→ AIM OF THE EXERCISE:
Would you retype all of these records exactly?

→ Data about app and page elements:
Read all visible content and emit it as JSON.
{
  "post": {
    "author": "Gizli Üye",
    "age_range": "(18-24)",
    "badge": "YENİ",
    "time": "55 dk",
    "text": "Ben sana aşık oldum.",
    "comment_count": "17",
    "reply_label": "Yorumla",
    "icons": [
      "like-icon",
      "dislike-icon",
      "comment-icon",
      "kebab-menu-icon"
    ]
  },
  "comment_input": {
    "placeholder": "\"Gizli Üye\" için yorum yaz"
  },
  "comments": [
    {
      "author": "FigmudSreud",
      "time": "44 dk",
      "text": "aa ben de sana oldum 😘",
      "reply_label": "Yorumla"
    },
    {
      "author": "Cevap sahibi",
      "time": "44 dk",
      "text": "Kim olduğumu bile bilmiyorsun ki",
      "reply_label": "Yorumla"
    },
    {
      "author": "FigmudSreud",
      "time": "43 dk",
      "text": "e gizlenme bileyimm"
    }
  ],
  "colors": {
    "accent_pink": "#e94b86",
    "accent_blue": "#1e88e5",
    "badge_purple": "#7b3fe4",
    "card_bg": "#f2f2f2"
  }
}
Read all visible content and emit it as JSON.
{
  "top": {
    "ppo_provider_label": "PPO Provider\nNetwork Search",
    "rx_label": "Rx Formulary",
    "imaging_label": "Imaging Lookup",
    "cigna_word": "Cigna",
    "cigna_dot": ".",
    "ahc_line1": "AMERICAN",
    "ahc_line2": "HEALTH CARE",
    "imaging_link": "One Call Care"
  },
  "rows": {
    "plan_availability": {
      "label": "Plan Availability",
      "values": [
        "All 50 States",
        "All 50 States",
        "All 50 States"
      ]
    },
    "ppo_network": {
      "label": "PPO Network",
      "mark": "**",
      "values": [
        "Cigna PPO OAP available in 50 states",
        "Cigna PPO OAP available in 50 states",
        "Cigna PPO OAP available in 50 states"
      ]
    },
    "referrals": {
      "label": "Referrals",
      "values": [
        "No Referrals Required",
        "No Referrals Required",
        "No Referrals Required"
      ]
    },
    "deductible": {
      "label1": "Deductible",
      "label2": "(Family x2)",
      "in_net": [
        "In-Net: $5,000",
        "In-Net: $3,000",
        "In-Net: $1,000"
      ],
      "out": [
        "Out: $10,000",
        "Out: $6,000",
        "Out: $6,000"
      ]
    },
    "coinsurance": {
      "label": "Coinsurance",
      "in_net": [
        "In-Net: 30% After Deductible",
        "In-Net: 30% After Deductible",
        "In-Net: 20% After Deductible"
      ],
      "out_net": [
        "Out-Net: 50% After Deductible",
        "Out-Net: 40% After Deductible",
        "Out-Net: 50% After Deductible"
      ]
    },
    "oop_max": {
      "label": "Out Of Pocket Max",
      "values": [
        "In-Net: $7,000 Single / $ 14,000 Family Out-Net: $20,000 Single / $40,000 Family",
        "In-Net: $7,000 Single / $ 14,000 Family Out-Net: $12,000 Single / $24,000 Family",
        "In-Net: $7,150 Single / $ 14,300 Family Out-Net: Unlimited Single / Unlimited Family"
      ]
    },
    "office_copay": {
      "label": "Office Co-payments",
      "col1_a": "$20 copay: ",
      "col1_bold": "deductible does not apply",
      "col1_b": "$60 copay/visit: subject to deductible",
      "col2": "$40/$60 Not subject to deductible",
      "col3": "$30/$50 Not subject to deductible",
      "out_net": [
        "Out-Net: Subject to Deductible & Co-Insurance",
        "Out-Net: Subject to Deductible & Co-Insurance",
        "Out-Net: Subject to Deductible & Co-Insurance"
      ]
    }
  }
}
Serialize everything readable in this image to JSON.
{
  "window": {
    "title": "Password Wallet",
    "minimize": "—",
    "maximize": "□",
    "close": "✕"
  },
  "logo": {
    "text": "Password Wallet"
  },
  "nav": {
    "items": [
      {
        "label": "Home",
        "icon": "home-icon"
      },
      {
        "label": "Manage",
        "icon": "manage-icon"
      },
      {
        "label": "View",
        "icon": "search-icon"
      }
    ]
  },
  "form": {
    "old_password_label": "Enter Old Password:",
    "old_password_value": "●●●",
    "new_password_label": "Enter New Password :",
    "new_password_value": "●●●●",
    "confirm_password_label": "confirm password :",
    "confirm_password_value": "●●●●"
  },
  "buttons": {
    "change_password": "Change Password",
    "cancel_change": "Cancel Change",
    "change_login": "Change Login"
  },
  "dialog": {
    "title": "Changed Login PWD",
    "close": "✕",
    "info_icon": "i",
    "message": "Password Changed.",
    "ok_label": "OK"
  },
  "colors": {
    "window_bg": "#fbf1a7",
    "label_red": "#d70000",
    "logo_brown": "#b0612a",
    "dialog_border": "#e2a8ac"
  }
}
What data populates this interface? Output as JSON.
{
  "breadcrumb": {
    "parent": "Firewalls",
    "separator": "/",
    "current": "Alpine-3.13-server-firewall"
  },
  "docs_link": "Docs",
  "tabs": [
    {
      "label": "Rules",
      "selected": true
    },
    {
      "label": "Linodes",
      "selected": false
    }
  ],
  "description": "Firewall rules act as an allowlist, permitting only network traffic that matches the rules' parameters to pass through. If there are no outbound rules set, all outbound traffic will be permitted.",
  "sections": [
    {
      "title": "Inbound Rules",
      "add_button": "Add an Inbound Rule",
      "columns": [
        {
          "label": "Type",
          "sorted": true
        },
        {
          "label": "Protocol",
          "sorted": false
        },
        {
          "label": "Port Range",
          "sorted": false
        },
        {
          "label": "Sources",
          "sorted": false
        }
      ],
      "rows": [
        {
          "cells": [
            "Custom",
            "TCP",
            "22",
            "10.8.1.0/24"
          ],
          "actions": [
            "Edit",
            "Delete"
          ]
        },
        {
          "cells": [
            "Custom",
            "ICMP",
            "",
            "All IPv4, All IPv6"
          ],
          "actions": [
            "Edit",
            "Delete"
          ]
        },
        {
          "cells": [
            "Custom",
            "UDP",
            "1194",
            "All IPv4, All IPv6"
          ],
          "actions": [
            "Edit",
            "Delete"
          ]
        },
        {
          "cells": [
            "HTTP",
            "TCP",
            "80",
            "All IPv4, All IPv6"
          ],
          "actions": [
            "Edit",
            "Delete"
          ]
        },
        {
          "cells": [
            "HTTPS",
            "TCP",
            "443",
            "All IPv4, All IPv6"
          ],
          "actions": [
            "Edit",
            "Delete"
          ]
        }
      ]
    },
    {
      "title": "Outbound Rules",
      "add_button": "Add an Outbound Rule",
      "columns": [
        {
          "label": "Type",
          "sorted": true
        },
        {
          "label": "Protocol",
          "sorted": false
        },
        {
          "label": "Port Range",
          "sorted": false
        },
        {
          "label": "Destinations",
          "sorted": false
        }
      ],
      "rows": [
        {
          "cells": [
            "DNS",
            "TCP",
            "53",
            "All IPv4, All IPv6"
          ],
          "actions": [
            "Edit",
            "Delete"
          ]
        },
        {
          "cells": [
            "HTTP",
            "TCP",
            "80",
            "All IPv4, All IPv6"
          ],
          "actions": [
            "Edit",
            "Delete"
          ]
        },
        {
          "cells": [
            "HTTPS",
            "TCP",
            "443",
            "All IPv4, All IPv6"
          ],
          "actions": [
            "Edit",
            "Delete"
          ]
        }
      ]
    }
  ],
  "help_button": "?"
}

→ RESPONSE TO THIS TASK:
Read all visible content and emit it as JSON.
{
  "post": {
    "author": "Gizli Üye",
    "age_range": "(18-24)",
    "badge": "YENİ",
    "time": "55 dk",
    "text": "Ben sana aşık oldum.",
    "comment_count": "17",
    "reply_label": "Yorumla",
    "icons": [
      "like-icon",
      "dislike-icon",
      "comment-icon",
      "kebab-menu-icon"
    ]
  },
  "comment_input": {
    "placeholder": "\"Gizli Üye\" için yorum yaz"
  },
  "comments": [
    {
      "author": "FigmudSreud",
      "time": "44 dk",
      "text": "aa ben de sana oldum 😘",
      "reply_label": "Yorumla"
    },
    {
      "author": "Cevap sahibi",
      "time": "44 dk",
      "text": "Kim olduğumu bile bilmiyorsun ki",
      "reply_label": "Yorumla"
    },
    {
      "author": "FigmudSreud",
      "time": "43 dk",
      "text": "e gizlenme bileyimm"
    }
  ],
  "colors": {
    "accent_pink": "#e94b86",
    "accent_blue": "#1e88e5",
    "badge_purple": "#7b3fe4",
    "card_bg": "#f2f2f2"
  }
}
Read all visible content and emit it as JSON.
{
  "top": {
    "ppo_provider_label": "PPO Provider\nNetwork Search",
    "rx_label": "Rx Formulary",
    "imaging_label": "Imaging Lookup",
    "cigna_word": "Cigna",
    "cigna_dot": ".",
    "ahc_line1": "AMERICAN",
    "ahc_line2": "HEALTH CARE",
    "imaging_link": "One Call Care"
  },
  "rows": {
    "plan_availability": {
      "label": "Plan Availability",
      "values": [
        "All 50 States",
        "All 50 States",
        "All 50 States"
      ]
    },
    "ppo_network": {
      "label": "PPO Network",
      "mark": "**",
      "values": [
        "Cigna PPO OAP available in 50 states",
        "Cigna PPO OAP available in 50 states",
        "Cigna PPO OAP available in 50 states"
      ]
    },
    "referrals": {
      "label": "Referrals",
      "values": [
        "No Referrals Required",
        "No Referrals Required",
        "No Referrals Required"
      ]
    },
    "deductible": {
      "label1": "Deductible",
      "label2": "(Family x2)",
      "in_net": [
        "In-Net: $5,000",
        "In-Net: $3,000",
        "In-Net: $1,000"
      ],
      "out": [
        "Out: $10,000",
        "Out: $6,000",
        "Out: $6,000"
      ]
    },
    "coinsurance": {
      "label": "Coinsurance",
      "in_net": [
        "In-Net: 30% After Deductible",
        "In-Net: 30% After Deductible",
        "In-Net: 20% After Deductible"
      ],
      "out_net": [
        "Out-Net: 50% After Deductible",
        "Out-Net: 40% After Deductible",
        "Out-Net: 50% After Deductible"
      ]
    },
    "oop_max": {
      "label": "Out Of Pocket Max",
      "values": [
        "In-Net: $7,000 Single / $ 14,000 Family Out-Net: $20,000 Single / $40,000 Family",
        "In-Net: $7,000 Single / $ 14,000 Family Out-Net: $12,000 Single / $24,000 Family",
        "In-Net: $7,150 Single / $ 14,300 Family Out-Net: Unlimited Single / Unlimited Family"
      ]
    },
    "office_copay": {
      "label": "Office Co-payments",
      "col1_a": "$20 copay: ",
      "col1_bold": "deductible does not apply",
      "col1_b": "$60 copay/visit: subject to deductible",
      "col2": "$40/$60 Not subject to deductible",
      "col3": "$30/$50 Not subject to deductible",
      "out_net": [
        "Out-Net: Subject to Deductible & Co-Insurance",
        "Out-Net: Subject to Deductible & Co-Insurance",
        "Out-Net: Subject to Deductible & Co-Insurance"
      ]
    }
  }
}
Serialize everything readable in this image to JSON.
{
  "window": {
    "title": "Password Wallet",
    "minimize": "—",
    "maximize": "□",
    "close": "✕"
  },
  "logo": {
    "text": "Password Wallet"
  },
  "nav": {
    "items": [
      {
        "label": "Home",
        "icon": "home-icon"
      },
      {
        "label": "Manage",
        "icon": "manage-icon"
      },
      {
        "label": "View",
        "icon": "search-icon"
      }
    ]
  },
  "form": {
    "old_password_label": "Enter Old Password:",
    "old_password_value": "●●●",
    "new_password_label": "Enter New Password :",
    "new_password_value": "●●●●",
    "confirm_password_label": "confirm password :",
    "confirm_password_value": "●●●●"
  },
  "buttons": {
    "change_password": "Change Password",
    "cancel_change": "Cancel Change",
    "change_login": "Change Login"
  },
  "dialog": {
    "title": "Changed Login PWD",
    "close": "✕",
    "info_icon": "i",
    "message": "Password Changed.",
    "ok_label": "OK"
  },
  "colors": {
    "window_bg": "#fbf1a7",
    "label_red": "#d70000",
    "logo_brown": "#b0612a",
    "dialog_border": "#e2a8ac"
  }
}
What data populates this interface? Output as JSON.
{
  "breadcrumb": {
    "parent": "Firewalls",
    "separator": "/",
    "current": "Alpine-3.13-server-firewall"
  },
  "docs_link": "Docs",
  "tabs": [
    {
      "label": "Rules",
      "selected": true
    },
    {
      "label": "Linodes",
      "selected": false
    }
  ],
  "description": "Firewall rules act as an allowlist, permitting only network traffic that matches the rules' parameters to pass through. If there are no outbound rules set, all outbound traffic will be permitted.",
  "sections": [
    {
      "title": "Inbound Rules",
      "add_button": "Add an Inbound Rule",
      "columns": [
        {
          "label": "Type",
          "sorted": true
        },
        {
          "label": "Protocol",
          "sorted": false
        },
        {
          "label": "Port Range",
          "sorted": false
        },
        {
          "label": "Sources",
          "sorted": false
        }
      ],
      "rows": [
        {
          "cells": [
            "Custom",
            "TCP",
            "22",
            "10.8.1.0/24"
          ],
          "actions": [
            "Edit",
            "Delete"
          ]
        },
        {
          "cells": [
            "Custom",
            "ICMP",
            "",
            "All IPv4, All IPv6"
          ],
          "actions": [
            "Edit",
            "Delete"
          ]
        },
        {
          "cells": [
            "Custom",
            "UDP",
            "1194",
            "All IPv4, All IPv6"
          ],
          "actions": [
            "Edit",
            "Delete"
          ]
        },
        {
          "cells": [
            "HTTP",
            "TCP",
            "80",
            "All IPv4, All IPv6"
          ],
          "actions": [
            "Edit",
            "Delete"
          ]
        },
        {
          "cells": [
            "HTTPS",
            "TCP",
            "443",
            "All IPv4, All IPv6"
          ],
          "actions": [
            "Edit",
            "Delete"
          ]
        }
      ]
    },
    {
      "title": "Outbound Rules",
      "add_button": "Add an Outbound Rule",
      "columns": [
        {
          "label": "Type",
          "sorted": true
        },
        {
          "label": "Protocol",
          "sorted": false
        },
        {
          "label": "Port Range",
          "sorted": false
        },
        {
          "label": "Destinations",
          "sorted": false
        }
      ],
      "rows": [
        {
          "cells": [
            "DNS",
            "TCP",
            "53",
            "All IPv4, All IPv6"
          ],
          "actions": [
            "Edit",
            "Delete"
          ]
        },
        {
          "cells": [
            "HTTP",
            "TCP",
            "80",
            "All IPv4, All IPv6"
          ],
          "actions": [
            "Edit",
            "Delete"
          ]
        },
        {
          "cells": [
            "HTTPS",
            "TCP",
            "443",
            "All IPv4, All IPv6"
          ],
          "actions": [
            "Edit",
            "Delete"
          ]
        }
      ]
    }
  ],
  "help_button": "?"
}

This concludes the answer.